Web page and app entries
--------------------

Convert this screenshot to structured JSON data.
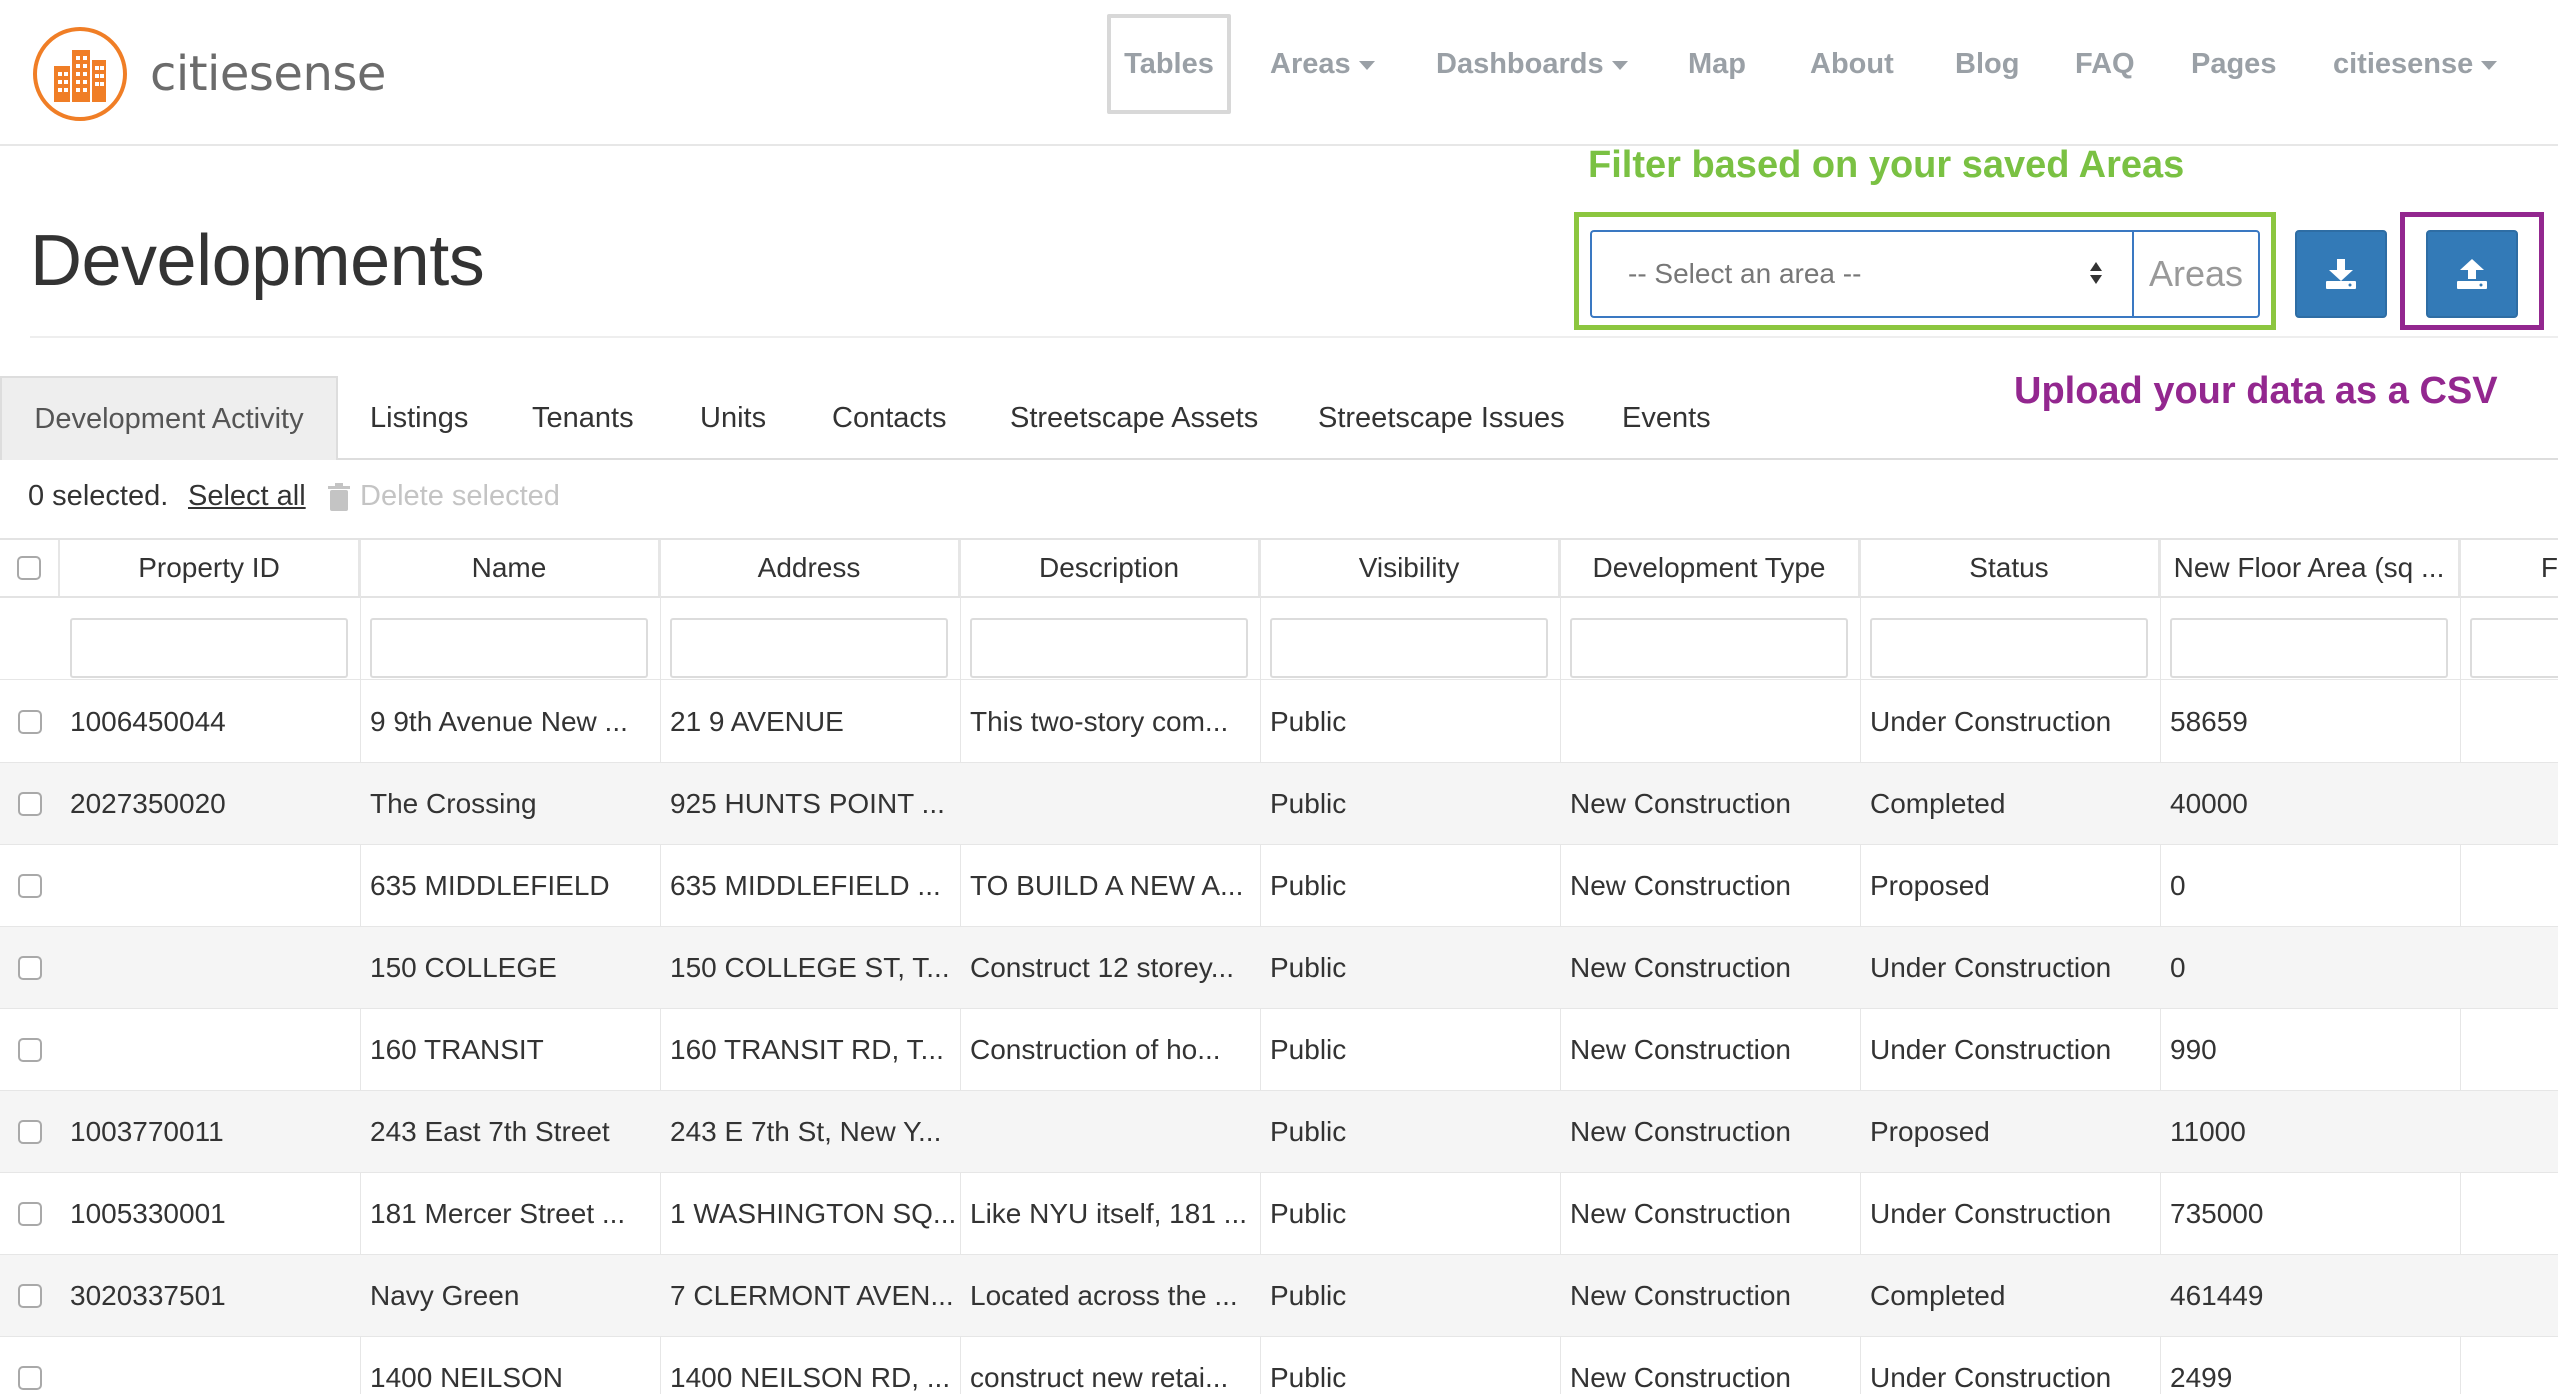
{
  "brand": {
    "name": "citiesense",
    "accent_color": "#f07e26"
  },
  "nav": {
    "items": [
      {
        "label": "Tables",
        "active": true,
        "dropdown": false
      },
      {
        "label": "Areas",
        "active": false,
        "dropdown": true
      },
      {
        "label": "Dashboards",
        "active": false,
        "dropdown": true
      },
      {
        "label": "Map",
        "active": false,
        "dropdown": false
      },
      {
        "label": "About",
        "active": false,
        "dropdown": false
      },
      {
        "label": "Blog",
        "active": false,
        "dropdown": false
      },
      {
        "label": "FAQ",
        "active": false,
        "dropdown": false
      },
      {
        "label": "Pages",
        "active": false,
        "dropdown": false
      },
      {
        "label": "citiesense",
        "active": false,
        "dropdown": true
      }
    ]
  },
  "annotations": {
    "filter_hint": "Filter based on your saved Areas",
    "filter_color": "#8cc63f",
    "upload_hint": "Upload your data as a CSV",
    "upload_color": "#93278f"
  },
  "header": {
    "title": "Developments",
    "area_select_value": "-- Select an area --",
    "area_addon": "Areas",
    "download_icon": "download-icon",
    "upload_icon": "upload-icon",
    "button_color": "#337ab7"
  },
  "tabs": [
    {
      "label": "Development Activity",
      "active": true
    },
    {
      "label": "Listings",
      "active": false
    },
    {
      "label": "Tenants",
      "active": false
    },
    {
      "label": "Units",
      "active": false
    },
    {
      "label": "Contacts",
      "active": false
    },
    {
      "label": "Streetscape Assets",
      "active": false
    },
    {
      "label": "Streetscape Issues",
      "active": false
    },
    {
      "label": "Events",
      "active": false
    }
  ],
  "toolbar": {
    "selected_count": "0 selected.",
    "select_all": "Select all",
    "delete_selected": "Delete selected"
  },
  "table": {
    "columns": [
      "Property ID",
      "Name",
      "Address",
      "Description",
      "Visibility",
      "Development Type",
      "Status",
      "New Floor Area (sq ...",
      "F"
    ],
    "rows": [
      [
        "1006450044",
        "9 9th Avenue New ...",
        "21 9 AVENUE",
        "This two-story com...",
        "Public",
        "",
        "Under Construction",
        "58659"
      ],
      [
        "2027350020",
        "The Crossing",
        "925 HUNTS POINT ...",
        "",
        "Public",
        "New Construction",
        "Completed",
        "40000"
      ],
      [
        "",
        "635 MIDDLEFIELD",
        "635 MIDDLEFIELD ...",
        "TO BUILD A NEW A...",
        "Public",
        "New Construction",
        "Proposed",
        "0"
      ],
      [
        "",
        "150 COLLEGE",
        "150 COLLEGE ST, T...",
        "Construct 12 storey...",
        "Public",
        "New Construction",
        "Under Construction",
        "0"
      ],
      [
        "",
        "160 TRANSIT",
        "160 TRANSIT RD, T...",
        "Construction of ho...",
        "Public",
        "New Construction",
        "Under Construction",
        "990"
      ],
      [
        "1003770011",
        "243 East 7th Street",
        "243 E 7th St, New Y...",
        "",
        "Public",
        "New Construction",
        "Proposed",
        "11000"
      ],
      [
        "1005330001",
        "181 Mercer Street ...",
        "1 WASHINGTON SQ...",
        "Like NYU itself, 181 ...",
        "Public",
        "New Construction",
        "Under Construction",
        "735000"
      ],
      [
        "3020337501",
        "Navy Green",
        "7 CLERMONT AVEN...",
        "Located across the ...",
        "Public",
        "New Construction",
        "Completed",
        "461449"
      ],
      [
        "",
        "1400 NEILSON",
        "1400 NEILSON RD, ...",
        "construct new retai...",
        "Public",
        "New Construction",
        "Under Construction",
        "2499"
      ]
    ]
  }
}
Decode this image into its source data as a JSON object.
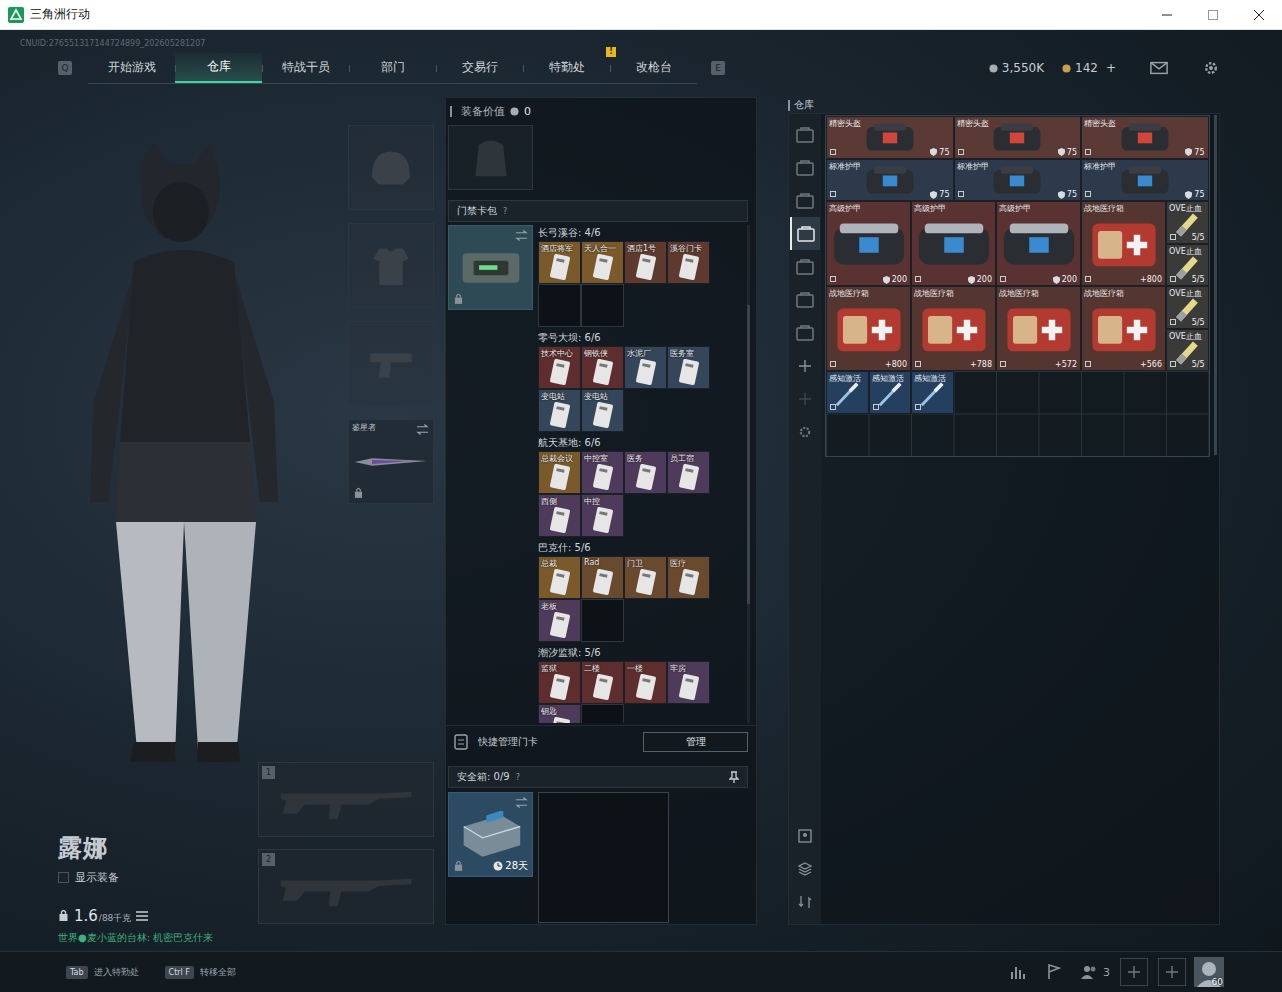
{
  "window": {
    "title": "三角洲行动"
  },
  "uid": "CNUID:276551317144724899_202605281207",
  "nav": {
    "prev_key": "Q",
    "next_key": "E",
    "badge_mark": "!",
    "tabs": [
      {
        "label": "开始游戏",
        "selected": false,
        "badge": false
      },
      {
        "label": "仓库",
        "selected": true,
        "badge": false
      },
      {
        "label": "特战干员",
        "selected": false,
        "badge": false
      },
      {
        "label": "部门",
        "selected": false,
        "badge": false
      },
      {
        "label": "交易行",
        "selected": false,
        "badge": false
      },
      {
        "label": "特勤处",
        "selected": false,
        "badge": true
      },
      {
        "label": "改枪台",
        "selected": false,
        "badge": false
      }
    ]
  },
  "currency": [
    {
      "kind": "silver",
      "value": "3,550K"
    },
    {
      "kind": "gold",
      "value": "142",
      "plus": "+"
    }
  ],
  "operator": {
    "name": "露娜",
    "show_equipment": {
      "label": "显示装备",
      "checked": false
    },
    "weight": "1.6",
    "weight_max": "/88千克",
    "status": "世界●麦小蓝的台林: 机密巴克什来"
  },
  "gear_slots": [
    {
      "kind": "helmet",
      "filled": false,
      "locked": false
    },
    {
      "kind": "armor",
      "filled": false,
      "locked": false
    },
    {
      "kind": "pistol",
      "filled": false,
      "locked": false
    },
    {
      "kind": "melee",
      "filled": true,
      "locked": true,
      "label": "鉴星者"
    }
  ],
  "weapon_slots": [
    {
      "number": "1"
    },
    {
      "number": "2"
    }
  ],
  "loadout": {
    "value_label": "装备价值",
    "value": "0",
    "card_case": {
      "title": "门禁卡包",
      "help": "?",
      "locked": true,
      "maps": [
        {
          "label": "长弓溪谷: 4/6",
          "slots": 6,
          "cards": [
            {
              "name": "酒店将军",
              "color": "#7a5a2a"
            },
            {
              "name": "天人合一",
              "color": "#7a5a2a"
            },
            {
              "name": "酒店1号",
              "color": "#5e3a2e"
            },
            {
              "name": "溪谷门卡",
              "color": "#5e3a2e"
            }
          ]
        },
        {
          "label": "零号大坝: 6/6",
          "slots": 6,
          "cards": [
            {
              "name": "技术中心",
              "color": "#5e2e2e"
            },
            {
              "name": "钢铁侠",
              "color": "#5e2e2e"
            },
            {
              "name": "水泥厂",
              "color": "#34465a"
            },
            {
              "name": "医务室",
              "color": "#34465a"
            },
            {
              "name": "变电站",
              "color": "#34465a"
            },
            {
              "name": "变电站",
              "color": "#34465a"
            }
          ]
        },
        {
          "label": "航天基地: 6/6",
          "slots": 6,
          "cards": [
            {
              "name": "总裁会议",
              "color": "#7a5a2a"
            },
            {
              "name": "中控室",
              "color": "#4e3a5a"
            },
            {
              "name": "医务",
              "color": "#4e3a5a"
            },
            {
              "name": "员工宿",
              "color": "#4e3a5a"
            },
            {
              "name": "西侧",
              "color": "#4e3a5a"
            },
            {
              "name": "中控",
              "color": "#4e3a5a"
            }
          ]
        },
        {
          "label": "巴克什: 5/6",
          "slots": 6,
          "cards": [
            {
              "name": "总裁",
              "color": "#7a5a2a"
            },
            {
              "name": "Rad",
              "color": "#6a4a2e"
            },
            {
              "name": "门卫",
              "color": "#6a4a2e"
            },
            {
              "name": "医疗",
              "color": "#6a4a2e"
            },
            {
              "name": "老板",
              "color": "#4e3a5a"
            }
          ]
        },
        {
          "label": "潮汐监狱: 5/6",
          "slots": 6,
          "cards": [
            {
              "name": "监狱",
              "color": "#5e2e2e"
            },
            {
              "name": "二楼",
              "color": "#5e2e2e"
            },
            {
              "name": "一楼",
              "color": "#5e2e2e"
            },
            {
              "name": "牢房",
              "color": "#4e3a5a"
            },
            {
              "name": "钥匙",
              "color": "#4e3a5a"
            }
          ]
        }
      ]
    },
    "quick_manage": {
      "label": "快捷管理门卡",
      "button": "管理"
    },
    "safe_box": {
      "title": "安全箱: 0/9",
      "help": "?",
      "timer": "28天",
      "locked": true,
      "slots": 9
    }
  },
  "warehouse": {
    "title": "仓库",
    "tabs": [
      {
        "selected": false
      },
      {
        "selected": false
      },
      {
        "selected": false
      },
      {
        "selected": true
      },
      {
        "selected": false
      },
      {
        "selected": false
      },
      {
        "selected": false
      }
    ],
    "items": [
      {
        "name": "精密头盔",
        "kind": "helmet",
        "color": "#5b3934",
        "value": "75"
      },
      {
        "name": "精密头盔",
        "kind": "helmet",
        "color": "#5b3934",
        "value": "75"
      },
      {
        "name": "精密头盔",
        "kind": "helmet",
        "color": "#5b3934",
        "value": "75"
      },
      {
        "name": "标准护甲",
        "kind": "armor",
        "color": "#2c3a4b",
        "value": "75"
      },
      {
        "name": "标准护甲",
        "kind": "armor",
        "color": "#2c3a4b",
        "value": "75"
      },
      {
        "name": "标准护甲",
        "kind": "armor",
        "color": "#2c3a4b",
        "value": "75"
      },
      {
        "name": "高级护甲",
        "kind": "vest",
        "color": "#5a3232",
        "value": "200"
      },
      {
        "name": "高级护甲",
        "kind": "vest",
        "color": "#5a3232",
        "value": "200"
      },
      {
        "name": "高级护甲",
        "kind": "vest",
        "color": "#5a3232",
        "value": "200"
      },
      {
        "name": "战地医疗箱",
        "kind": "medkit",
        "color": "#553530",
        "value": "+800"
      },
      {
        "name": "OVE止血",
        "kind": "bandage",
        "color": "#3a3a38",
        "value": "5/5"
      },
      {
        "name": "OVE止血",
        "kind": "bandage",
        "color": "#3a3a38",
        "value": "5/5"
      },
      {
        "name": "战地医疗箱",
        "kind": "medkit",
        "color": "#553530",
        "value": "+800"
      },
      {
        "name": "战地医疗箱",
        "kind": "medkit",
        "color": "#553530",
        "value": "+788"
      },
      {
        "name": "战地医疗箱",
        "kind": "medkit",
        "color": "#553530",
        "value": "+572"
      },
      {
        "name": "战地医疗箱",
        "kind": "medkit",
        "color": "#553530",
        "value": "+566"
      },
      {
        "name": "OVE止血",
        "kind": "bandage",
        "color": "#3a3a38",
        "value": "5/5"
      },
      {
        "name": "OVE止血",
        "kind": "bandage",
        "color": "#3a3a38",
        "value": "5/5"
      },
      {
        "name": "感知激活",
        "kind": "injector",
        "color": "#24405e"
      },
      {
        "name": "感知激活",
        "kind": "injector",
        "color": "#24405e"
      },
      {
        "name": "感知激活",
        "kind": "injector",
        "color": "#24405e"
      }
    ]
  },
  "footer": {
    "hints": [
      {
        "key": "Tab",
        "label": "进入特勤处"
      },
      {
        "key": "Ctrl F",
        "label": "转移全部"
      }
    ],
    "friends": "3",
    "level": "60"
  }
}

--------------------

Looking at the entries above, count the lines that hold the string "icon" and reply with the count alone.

◆ Response area: 2